I’d heard that companies like Exxon paid PR flacks at right-wing think tanks like the Heartland Institute to attack climate scientists and try to discredit their work. But I didn’t know that actual scientists also participated in the effort, funded by the fossil fuel industry, to cast doubt on climate science.
Merchants of Doubt leaves no doubt that, while real physicists and other leading scientists did in fact argue in public that climate change was not much of a threat or that it wasn’t really caused by human activity, that these men (yes, climate science “skeptics” tend to be white males over the age of 50) were acting more as PR flacks themselves than in their capacity of researchers.
The first three quarters of the book offers exhaustive detail on the many public health and environmental issues — from cigarettes and cancer to acid rain to strategic defense — since the 1950s in which the same handful of scientists took a position against science and for the “free market.” That is, in favor of polluters and big business.
And if you’re a fan of the history of science, as the authors are, you might enjoy all the detail of scientists vs scientist battling it out in academic journals and at conferences. No longer in contention today, these battles do set a pattern for today’s debates about climate change. Even attacks on Rachel Carson thirty years after DDT was banned (and half a century after Carson’s death) serve a purpose today.

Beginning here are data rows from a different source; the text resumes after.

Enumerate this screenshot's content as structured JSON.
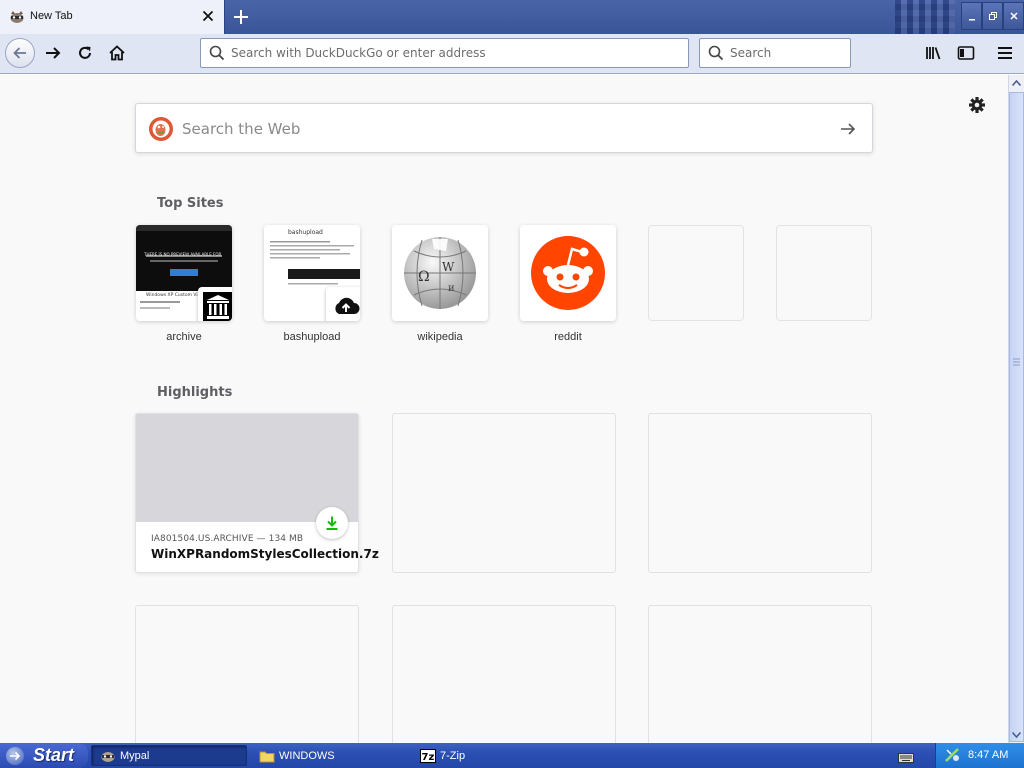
{
  "browser": {
    "tab": {
      "title": "New Tab"
    },
    "url_bar": {
      "placeholder": "Search with DuckDuckGo or enter address"
    },
    "search_bar": {
      "placeholder": "Search"
    }
  },
  "content": {
    "web_search": {
      "placeholder": "Search the Web"
    },
    "top_sites": {
      "title": "Top Sites",
      "items": [
        {
          "label": "archive",
          "thumb": "THERE IS NO PREVIEW AVAILABLE FOR",
          "thumb_caption": "Windows XP Custom Vi..."
        },
        {
          "label": "bashupload",
          "thumb": "bashupload"
        },
        {
          "label": "wikipedia"
        },
        {
          "label": "reddit"
        },
        {
          "label": ""
        },
        {
          "label": ""
        }
      ]
    },
    "highlights": {
      "title": "Highlights",
      "items": [
        {
          "source": "IA801504.US.ARCHIVE — 134 MB",
          "name": "WinXPRandomStylesCollection.7z"
        }
      ]
    }
  },
  "taskbar": {
    "start_label": "Start",
    "tasks": [
      {
        "label": "Mypal",
        "active": true
      },
      {
        "label": "WINDOWS",
        "active": false
      },
      {
        "label": "7-Zip",
        "active": false
      }
    ],
    "clock": "8:47 AM"
  },
  "colors": {
    "titlebar": "#3a5597",
    "toolbar": "#dfe5f3",
    "content_bg": "#f9f9fa",
    "reddit_orange": "#ff4500",
    "download_green": "#12bc00",
    "taskbar": "#2b4fb2",
    "tray": "#1d73d0"
  }
}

So-called skeptics actually claim that Carson is responsible for millions of deaths, because banning DDT prevented this powerful insecticide from being used in Africa to control malaria.
Talk about crocodile tears, to imagine that Carson’s critics really care much about deaths in Africa than about discrediting science in America.
Oreskes and Conway answer this silly charge with convincing facts. First, the US ban on DDT didn’t apply abroad. Second, even before the US ban on DDT, African governments had already reduced their use of DDT or dropped it altogether because over the years it had gotten less and less effective.
Such “skeptic” attacks on mainstream science challenge the overall validity of science and the need for governmental regulation to protect health and the environment.
The most interesting part of this book for me comes at the end, where the book’s protagonists, atomic bomb physicists Frederick Seitz, Fred Singer, William Nierenberg and others plow their Cold War anti-Communism into a new fight against environmentalists, who they saw as the latest enemies of their beloved free market.
The authors make good points about how you can’t helpfully debate science in the media as you can debate politics or other matters of opinion because science is different — it needs to be settled by experts in peer review, not by the most convincing loudmouth in a popular vote.
And science deserves to be protected, because it offers a valuable corrective to politics:
And not surprisingly, for if science is about studying the world as it actually is — rather than as we wish it to be — then science will always have the potential to unsettle the status quo. As an independent source of authority and knowledge, science has always had the capacity to challenge ruling powers’ ability to control people by controlling their beliefs. Indeed, it has the power to challenge anyone who wishes to preserve, protect, or defend the status quo.
Lately science has shown us that contemporary industrial civilization is not sustainable. Maintaining our standard of living will require finding new ways to produce our energy and less ecologically damaging ways to produce our food. Science has shown us that Rachel Carson was not wrong. (237)
— Erik Curren